Input for this task:
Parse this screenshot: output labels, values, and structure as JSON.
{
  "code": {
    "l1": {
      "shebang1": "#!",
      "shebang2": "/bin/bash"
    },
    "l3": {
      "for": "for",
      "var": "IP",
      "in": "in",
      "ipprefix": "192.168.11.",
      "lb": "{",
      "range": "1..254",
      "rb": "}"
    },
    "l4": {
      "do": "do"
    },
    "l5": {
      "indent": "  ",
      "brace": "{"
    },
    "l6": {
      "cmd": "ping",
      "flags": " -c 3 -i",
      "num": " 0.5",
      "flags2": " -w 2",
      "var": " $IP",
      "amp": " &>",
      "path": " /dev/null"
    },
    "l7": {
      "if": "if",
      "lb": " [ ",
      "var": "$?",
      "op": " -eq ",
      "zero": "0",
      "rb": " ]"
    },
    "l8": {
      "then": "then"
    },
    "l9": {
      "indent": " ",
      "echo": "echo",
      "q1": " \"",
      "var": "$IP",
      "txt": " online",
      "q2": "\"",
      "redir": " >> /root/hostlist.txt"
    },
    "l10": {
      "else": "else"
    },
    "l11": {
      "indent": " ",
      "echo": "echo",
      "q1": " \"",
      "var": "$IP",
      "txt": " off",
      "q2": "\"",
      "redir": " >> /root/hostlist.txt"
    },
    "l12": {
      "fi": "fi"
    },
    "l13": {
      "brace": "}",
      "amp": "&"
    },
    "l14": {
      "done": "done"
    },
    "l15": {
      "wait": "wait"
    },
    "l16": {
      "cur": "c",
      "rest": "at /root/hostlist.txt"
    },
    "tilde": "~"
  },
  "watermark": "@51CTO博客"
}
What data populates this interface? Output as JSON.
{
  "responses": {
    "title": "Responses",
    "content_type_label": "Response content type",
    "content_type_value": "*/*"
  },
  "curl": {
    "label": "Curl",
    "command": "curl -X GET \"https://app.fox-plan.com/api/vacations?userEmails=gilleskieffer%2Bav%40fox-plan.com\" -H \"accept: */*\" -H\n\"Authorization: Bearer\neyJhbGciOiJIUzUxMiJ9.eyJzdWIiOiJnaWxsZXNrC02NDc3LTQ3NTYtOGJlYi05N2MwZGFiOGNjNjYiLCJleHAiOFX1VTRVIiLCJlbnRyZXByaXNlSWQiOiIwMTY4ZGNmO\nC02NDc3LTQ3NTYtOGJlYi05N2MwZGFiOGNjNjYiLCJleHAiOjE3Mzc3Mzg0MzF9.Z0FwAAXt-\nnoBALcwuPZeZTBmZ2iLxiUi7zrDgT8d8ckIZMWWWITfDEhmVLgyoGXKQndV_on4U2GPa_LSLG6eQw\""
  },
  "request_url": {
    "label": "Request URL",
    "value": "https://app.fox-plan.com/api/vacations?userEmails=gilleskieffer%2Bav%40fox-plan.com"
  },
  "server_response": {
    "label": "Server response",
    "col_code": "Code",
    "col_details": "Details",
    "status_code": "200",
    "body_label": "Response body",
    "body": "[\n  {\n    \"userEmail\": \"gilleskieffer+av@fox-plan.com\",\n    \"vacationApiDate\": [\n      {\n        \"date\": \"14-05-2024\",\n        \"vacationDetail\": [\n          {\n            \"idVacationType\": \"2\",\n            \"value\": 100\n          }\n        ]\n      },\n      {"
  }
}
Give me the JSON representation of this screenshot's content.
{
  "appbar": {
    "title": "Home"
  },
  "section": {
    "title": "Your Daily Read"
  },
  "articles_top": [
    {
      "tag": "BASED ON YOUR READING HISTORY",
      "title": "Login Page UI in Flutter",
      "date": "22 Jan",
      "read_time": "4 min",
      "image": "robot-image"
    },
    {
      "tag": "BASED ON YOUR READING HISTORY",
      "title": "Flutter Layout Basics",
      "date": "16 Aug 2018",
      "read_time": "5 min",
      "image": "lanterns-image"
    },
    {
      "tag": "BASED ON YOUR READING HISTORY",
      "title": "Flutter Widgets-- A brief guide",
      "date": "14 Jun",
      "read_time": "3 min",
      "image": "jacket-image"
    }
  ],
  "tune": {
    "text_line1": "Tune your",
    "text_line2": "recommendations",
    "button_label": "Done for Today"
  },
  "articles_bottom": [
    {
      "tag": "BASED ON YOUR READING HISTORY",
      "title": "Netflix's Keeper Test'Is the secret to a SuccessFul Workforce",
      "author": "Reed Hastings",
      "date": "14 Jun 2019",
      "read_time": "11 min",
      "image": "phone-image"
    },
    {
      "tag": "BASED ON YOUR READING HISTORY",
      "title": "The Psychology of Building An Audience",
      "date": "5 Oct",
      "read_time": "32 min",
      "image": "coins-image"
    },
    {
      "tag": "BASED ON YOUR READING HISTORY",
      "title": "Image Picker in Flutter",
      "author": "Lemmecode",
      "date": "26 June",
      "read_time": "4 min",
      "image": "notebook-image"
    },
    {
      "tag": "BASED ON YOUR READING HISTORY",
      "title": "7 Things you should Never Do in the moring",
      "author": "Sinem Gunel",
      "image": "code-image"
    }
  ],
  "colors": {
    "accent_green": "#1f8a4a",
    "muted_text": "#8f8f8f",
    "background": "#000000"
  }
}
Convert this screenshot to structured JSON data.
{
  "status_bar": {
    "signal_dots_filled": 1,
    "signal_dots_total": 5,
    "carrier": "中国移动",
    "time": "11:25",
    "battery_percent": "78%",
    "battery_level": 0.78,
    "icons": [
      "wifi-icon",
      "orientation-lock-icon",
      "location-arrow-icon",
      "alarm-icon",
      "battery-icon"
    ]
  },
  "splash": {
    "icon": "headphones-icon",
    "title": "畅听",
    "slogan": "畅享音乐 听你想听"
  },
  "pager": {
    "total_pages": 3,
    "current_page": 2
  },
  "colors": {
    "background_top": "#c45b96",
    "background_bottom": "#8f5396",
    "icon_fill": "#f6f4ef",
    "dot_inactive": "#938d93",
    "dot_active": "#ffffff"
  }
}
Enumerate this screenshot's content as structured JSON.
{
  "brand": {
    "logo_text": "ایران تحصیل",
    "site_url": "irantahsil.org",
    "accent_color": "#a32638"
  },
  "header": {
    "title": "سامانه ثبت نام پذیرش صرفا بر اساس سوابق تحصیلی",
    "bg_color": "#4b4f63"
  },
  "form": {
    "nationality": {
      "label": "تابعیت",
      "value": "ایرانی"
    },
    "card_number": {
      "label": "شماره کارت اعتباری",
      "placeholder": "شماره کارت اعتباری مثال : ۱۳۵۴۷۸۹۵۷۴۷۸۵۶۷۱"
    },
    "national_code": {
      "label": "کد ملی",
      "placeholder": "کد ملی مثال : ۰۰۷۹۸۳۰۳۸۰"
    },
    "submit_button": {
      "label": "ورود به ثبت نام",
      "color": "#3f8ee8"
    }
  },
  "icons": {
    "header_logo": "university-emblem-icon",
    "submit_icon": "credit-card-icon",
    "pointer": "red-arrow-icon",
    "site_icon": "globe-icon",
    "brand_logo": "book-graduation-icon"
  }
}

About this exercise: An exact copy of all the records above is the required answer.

Solution:
Parse this screenshot: output labels, values, and structure as JSON.
{
  "code": {
    "l1": {
      "shebang1": "#!",
      "shebang2": "/bin/bash"
    },
    "l3": {
      "for": "for",
      "var": "IP",
      "in": "in",
      "ipprefix": "192.168.11.",
      "lb": "{",
      "range": "1..254",
      "rb": "}"
    },
    "l4": {
      "do": "do"
    },
    "l5": {
      "indent": "  ",
      "brace": "{"
    },
    "l6": {
      "cmd": "ping",
      "flags": " -c 3 -i",
      "num": " 0.5",
      "flags2": " -w 2",
      "var": " $IP",
      "amp": " &>",
      "path": " /dev/null"
    },
    "l7": {
      "if": "if",
      "lb": " [ ",
      "var": "$?",
      "op": " -eq ",
      "zero": "0",
      "rb": " ]"
    },
    "l8": {
      "then": "then"
    },
    "l9": {
      "indent": " ",
      "echo": "echo",
      "q1": " \"",
      "var": "$IP",
      "txt": " online",
      "q2": "\"",
      "redir": " >> /root/hostlist.txt"
    },
    "l10": {
      "else": "else"
    },
    "l11": {
      "indent": " ",
      "echo": "echo",
      "q1": " \"",
      "var": "$IP",
      "txt": " off",
      "q2": "\"",
      "redir": " >> /root/hostlist.txt"
    },
    "l12": {
      "fi": "fi"
    },
    "l13": {
      "brace": "}",
      "amp": "&"
    },
    "l14": {
      "done": "done"
    },
    "l15": {
      "wait": "wait"
    },
    "l16": {
      "cur": "c",
      "rest": "at /root/hostlist.txt"
    },
    "tilde": "~"
  },
  "watermark": "@51CTO博客"
}
What data populates this interface? Output as JSON.
{
  "responses": {
    "title": "Responses",
    "content_type_label": "Response content type",
    "content_type_value": "*/*"
  },
  "curl": {
    "label": "Curl",
    "command": "curl -X GET \"https://app.fox-plan.com/api/vacations?userEmails=gilleskieffer%2Bav%40fox-plan.com\" -H \"accept: */*\" -H\n\"Authorization: Bearer\neyJhbGciOiJIUzUxMiJ9.eyJzdWIiOiJnaWxsZXNrC02NDc3LTQ3NTYtOGJlYi05N2MwZGFiOGNjNjYiLCJleHAiOFX1VTRVIiLCJlbnRyZXByaXNlSWQiOiIwMTY4ZGNmO\nC02NDc3LTQ3NTYtOGJlYi05N2MwZGFiOGNjNjYiLCJleHAiOjE3Mzc3Mzg0MzF9.Z0FwAAXt-\nnoBALcwuPZeZTBmZ2iLxiUi7zrDgT8d8ckIZMWWWITfDEhmVLgyoGXKQndV_on4U2GPa_LSLG6eQw\""
  },
  "request_url": {
    "label": "Request URL",
    "value": "https://app.fox-plan.com/api/vacations?userEmails=gilleskieffer%2Bav%40fox-plan.com"
  },
  "server_response": {
    "label": "Server response",
    "col_code": "Code",
    "col_details": "Details",
    "status_code": "200",
    "body_label": "Response body",
    "body": "[\n  {\n    \"userEmail\": \"gilleskieffer+av@fox-plan.com\",\n    \"vacationApiDate\": [\n      {\n        \"date\": \"14-05-2024\",\n        \"vacationDetail\": [\n          {\n            \"idVacationType\": \"2\",\n            \"value\": 100\n          }\n        ]\n      },\n      {"
  }
}
Give me the JSON representation of this screenshot's content.
{
  "appbar": {
    "title": "Home"
  },
  "section": {
    "title": "Your Daily Read"
  },
  "articles_top": [
    {
      "tag": "BASED ON YOUR READING HISTORY",
      "title": "Login Page UI in Flutter",
      "date": "22 Jan",
      "read_time": "4 min",
      "image": "robot-image"
    },
    {
      "tag": "BASED ON YOUR READING HISTORY",
      "title": "Flutter Layout Basics",
      "date": "16 Aug 2018",
      "read_time": "5 min",
      "image": "lanterns-image"
    },
    {
      "tag": "BASED ON YOUR READING HISTORY",
      "title": "Flutter Widgets-- A brief guide",
      "date": "14 Jun",
      "read_time": "3 min",
      "image": "jacket-image"
    }
  ],
  "tune": {
    "text_line1": "Tune your",
    "text_line2": "recommendations",
    "button_label": "Done for Today"
  },
  "articles_bottom": [
    {
      "tag": "BASED ON YOUR READING HISTORY",
      "title": "Netflix's Keeper Test'Is the secret to a SuccessFul Workforce",
      "author": "Reed Hastings",
      "date": "14 Jun 2019",
      "read_time": "11 min",
      "image": "phone-image"
    },
    {
      "tag": "BASED ON YOUR READING HISTORY",
      "title": "The Psychology of Building An Audience",
      "date": "5 Oct",
      "read_time": "32 min",
      "image": "coins-image"
    },
    {
      "tag": "BASED ON YOUR READING HISTORY",
      "title": "Image Picker in Flutter",
      "author": "Lemmecode",
      "date": "26 June",
      "read_time": "4 min",
      "image": "notebook-image"
    },
    {
      "tag": "BASED ON YOUR READING HISTORY",
      "title": "7 Things you should Never Do in the moring",
      "author": "Sinem Gunel",
      "image": "code-image"
    }
  ],
  "colors": {
    "accent_green": "#1f8a4a",
    "muted_text": "#8f8f8f",
    "background": "#000000"
  }
}
Convert this screenshot to structured JSON data.
{
  "status_bar": {
    "signal_dots_filled": 1,
    "signal_dots_total": 5,
    "carrier": "中国移动",
    "time": "11:25",
    "battery_percent": "78%",
    "battery_level": 0.78,
    "icons": [
      "wifi-icon",
      "orientation-lock-icon",
      "location-arrow-icon",
      "alarm-icon",
      "battery-icon"
    ]
  },
  "splash": {
    "icon": "headphones-icon",
    "title": "畅听",
    "slogan": "畅享音乐 听你想听"
  },
  "pager": {
    "total_pages": 3,
    "current_page": 2
  },
  "colors": {
    "background_top": "#c45b96",
    "background_bottom": "#8f5396",
    "icon_fill": "#f6f4ef",
    "dot_inactive": "#938d93",
    "dot_active": "#ffffff"
  }
}
Enumerate this screenshot's content as structured JSON.
{
  "brand": {
    "logo_text": "ایران تحصیل",
    "site_url": "irantahsil.org",
    "accent_color": "#a32638"
  },
  "header": {
    "title": "سامانه ثبت نام پذیرش صرفا بر اساس سوابق تحصیلی",
    "bg_color": "#4b4f63"
  },
  "form": {
    "nationality": {
      "label": "تابعیت",
      "value": "ایرانی"
    },
    "card_number": {
      "label": "شماره کارت اعتباری",
      "placeholder": "شماره کارت اعتباری مثال : ۱۳۵۴۷۸۹۵۷۴۷۸۵۶۷۱"
    },
    "national_code": {
      "label": "کد ملی",
      "placeholder": "کد ملی مثال : ۰۰۷۹۸۳۰۳۸۰"
    },
    "submit_button": {
      "label": "ورود به ثبت نام",
      "color": "#3f8ee8"
    }
  },
  "icons": {
    "header_logo": "university-emblem-icon",
    "submit_icon": "credit-card-icon",
    "pointer": "red-arrow-icon",
    "site_icon": "globe-icon",
    "brand_logo": "book-graduation-icon"
  }
}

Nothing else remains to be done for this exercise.